I finished around 9:00 PM that night, cursing my way through the last few inches of the sleeve.
I didn’t weave in the last few ends that night, and I couldn’t get a decent photo because the light was long-past gone, but I finished. Here’s the photo from the next morning…
That morning, Day Five, I filmed a somewhat-dorky Instagram story using the theme song from the movie Rocky because that’s how triumphant I felt. I wove in the ends (prior to 8 AM so it technically landed within the official “four day” mark) and I sat back and reveled in the glory of my knitting marathon.
I’d done it. I’d knit an entire adult-size sweater – even the sleeves and ribbing – in four days. I surprised even myself.
Granted, it didn’t mean a whole lot except that I set a somewhat-crazy goal, I made it public, and I achieved it.
Is it weird to say that I learned a few lessons along the way?
- I really really love knitting, and – to my surprise – the deadline didn’t ruin it this time (perhaps because I didn’t have time to think about whether or not the deadline was bothering me).

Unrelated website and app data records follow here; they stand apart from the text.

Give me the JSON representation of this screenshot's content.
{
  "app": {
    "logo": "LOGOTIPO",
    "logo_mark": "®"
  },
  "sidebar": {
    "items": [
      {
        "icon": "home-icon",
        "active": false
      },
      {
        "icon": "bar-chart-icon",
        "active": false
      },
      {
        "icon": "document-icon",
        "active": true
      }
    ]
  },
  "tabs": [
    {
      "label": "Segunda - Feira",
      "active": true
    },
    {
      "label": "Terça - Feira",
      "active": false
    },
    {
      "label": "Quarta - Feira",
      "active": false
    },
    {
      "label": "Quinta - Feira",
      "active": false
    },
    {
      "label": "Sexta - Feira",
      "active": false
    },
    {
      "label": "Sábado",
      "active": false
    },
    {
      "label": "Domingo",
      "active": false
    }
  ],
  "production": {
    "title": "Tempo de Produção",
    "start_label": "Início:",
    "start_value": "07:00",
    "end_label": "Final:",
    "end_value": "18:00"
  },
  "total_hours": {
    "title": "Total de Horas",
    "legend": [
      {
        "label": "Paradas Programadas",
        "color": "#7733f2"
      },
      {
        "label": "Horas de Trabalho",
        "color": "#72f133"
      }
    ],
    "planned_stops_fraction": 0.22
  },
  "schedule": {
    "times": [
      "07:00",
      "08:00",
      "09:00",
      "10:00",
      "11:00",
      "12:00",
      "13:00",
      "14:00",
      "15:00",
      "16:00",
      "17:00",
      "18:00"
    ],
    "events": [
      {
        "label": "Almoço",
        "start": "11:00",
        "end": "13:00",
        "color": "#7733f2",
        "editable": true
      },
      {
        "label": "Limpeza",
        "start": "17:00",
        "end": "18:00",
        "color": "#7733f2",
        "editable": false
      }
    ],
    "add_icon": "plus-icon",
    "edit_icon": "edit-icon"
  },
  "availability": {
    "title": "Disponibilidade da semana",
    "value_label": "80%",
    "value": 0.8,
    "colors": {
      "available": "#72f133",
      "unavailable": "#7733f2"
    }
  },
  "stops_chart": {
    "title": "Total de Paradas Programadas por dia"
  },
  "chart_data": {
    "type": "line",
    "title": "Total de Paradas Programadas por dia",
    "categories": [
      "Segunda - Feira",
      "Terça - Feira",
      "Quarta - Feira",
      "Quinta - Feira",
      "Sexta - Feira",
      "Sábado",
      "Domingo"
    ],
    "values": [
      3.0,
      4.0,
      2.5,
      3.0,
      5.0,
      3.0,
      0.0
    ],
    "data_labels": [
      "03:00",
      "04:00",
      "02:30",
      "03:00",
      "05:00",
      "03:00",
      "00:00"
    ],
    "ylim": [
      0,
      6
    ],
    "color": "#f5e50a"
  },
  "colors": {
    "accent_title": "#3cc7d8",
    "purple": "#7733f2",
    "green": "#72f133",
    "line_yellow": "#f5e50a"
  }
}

- Two sleeves in one day is cray-cray and I probably won’t do it again unless I have to.
- Even though my deadline was self-imposed and didn’t mean much to anyone but me, the fact that I did it meant I could do it again if I had to. I hope I’ll remember this next time I start to doubt myself; chances are, if I set my mind to it, I can do it. (Although I have to admit, telling the whole world – or at least my whole Instagram world – probably helped me stick with it, so thank you.)
You can find the Stillwater sweater here.